Why are so many disability cases lost at the disability application and reconsideration appeal levels?
There are several reasons but here are just two:
1) Social Security makes no attempt to obtain a statement from a claimant's treating physician. By contrast, at the hearing level, a claimant's disability attorney or disability representative will generally obtain and present this type of statement to a judge.
Note: it is not enough for a doctor to simply state that their patient is disabled. To satisy Social Security's requirements, the physician must list in what ways and to what extent the individual is functionally limited. For this reason, many representatives and attorneys request that the physician fill out and sign a specialized medical source statement that captures the correct information. Solid Supporting statements from physicians easily make the difference between winning or losing a disability case at the hearing level.
2) Prior to the hearing level, a claimant will not have the opportunity to explain how their condition limits them, nor will their attorney or representative have the opportunity to make a presentation based on the evidence of the case. This is because at the initial levels of the disability system, a disability examiner decides the case without meeting the claimant. The examiner may contact the claimant to gather information on activities of daily living and with regard to medical treatment or past jobs, but usually nothing more.
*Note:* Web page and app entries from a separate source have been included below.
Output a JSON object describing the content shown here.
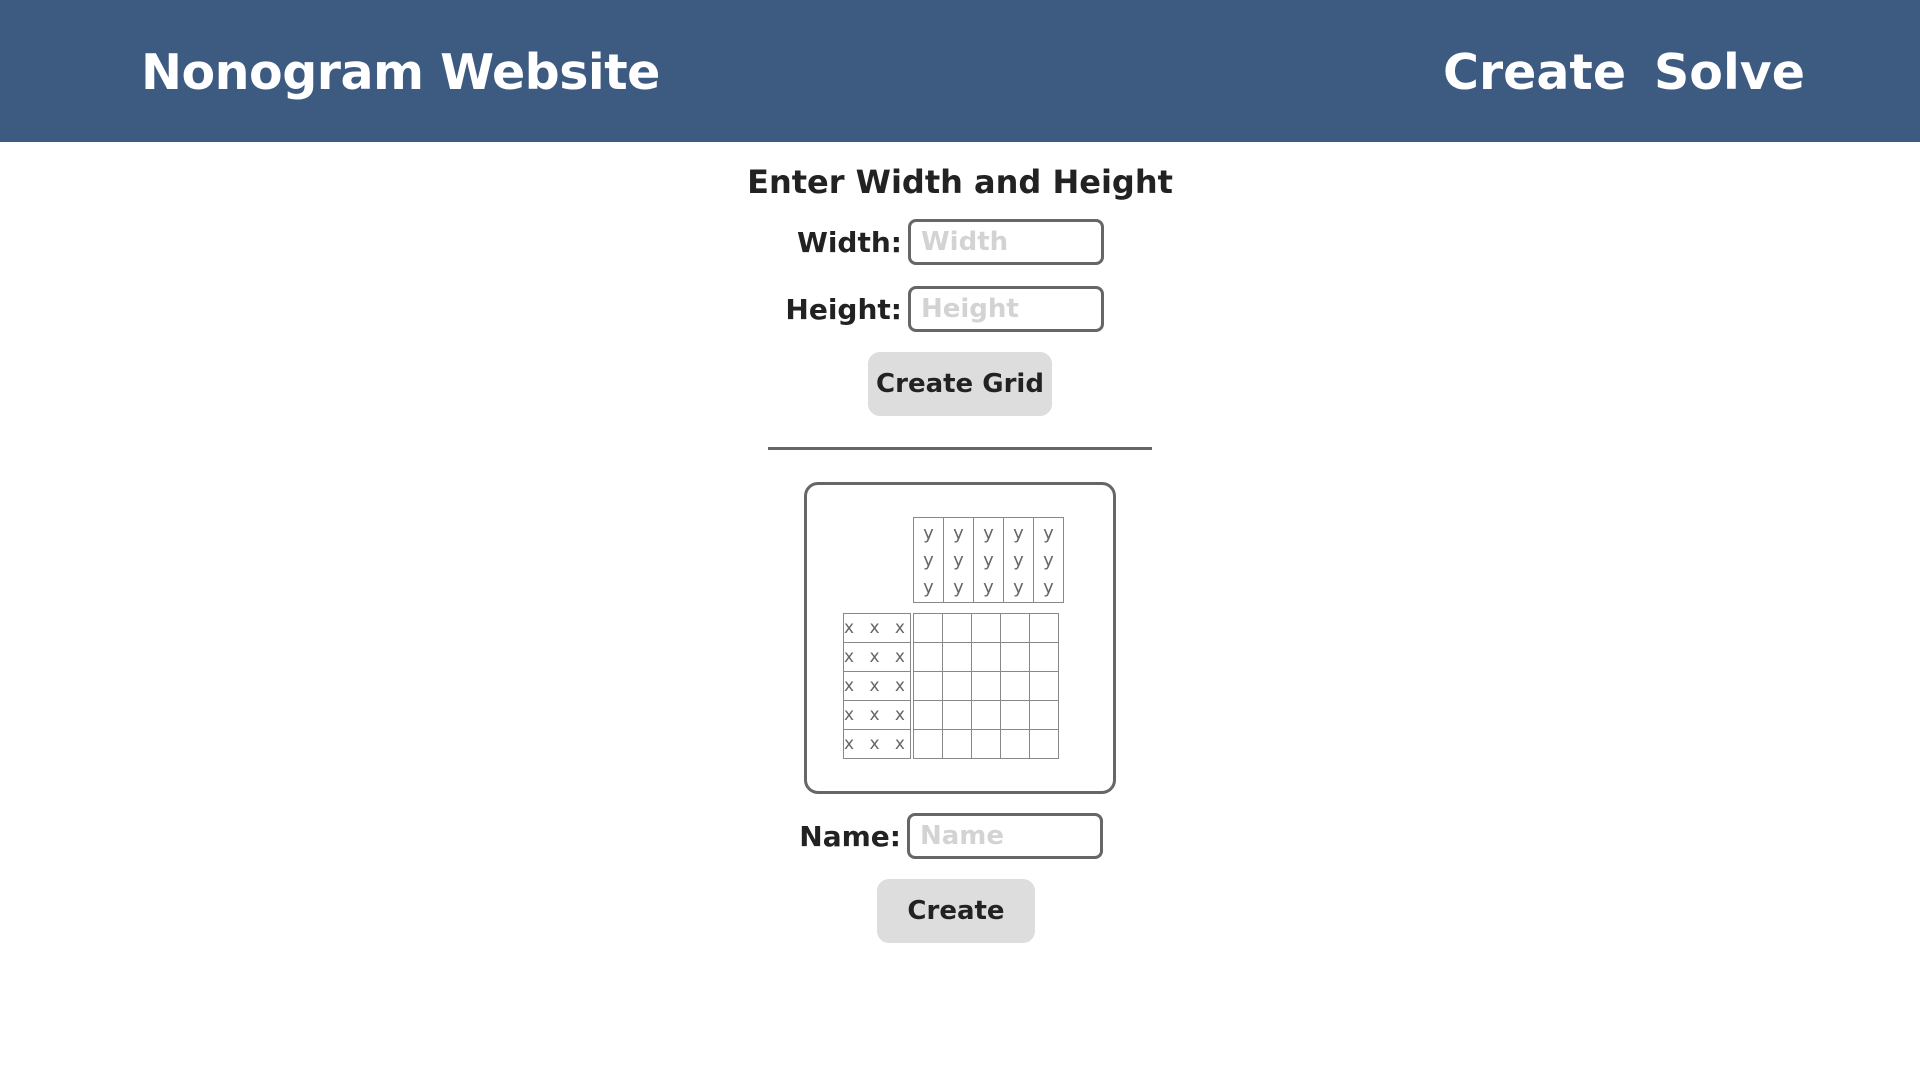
{
  "navbar": {
    "brand": "Nonogram Website",
    "links": [
      {
        "label": "Create"
      },
      {
        "label": "Solve"
      }
    ]
  },
  "size_form": {
    "title": "Enter Width and Height",
    "width_label": "Width:",
    "width_placeholder": "Width",
    "width_value": "",
    "height_label": "Height:",
    "height_placeholder": "Height",
    "height_value": "",
    "submit_label": "Create Grid"
  },
  "grid": {
    "columns": 5,
    "rows": 5,
    "column_clues": [
      "y\ny\ny",
      "y\ny\ny",
      "y\ny\ny",
      "y\ny\ny",
      "y\ny\ny"
    ],
    "row_clues": [
      "x x x",
      "x x x",
      "x x x",
      "x x x",
      "x x x"
    ]
  },
  "name_form": {
    "name_label": "Name:",
    "name_placeholder": "Name",
    "name_value": "",
    "submit_label": "Create"
  },
  "colors": {
    "navbar": "#3d5a80",
    "button": "#dddddd",
    "border": "#666666"
  }
}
At the hearing level, however, presenting an argument for approval based on medical evidence that has been obtained and submitted is exactly what happens.
Return to: Social Security Disability Resource Center, or read answers to Questions
Related Body System Impairments:
Applying for disability for arthritis and medical treatment
Can I file for disability because of arthritis if I am still working?
Requirements for filing for disability with arthritis
Am I disabled with degenerative arthritis, bone spurs in neck, spine and hips, and joint space narrowing?
Will Carpal Tunnel Syndrome and arthritis in my hands qualify for disability?
Carpal Tunnel Syndrome and Filing for Disability
Osteoarthritis and Filing for Disability
Repetitive Stress Injury and Filing for Disability
Facet Arthritis and Filing for Disability
Polymyalgia Rheumatica and Filing for Disability
Rheumatoid Arthritis, Social Security Disability, and Applying for Benefits
Psoriatic Arthritis and Filing for Disability
Rheumatoid Arthritis and Filing for Disability
Arthralgia and Filing for Disability
Information on the following topics can be found here: Social Security Disability Questions and in these subsections:
Frequently asked questions about getting Denied for Disability Benefits | FAQ on Disability Claim Representation | Info about Social Security Disability Approvals and Being Approved | FAQ on Social Security Disability SSI decisions | The SSD SSI Decision Process and what gets taken into consideration | Disability hearings before Judges | Medical exams for disability claims | Applying for Disability in various states | Selecting and hiring Disability Lawyers | Applying for Disability in North Carolina | Recent articles and answers to questions about SSD and SSI
These pages answer some of the most basic questions for individuals who are considering filing a claim.
How to Apply for Disability - What medical conditions can you apply and qualify for?
How long does it take to be approved for SSI or Social Security disability?
What happens if I file a disability application and it is denied by a disability examiner or Judge?
How do you prove your disability case if you have a mental condition or impairment?
Social Security Disability Back pay and How Long it Takes to Qualify for it and receive it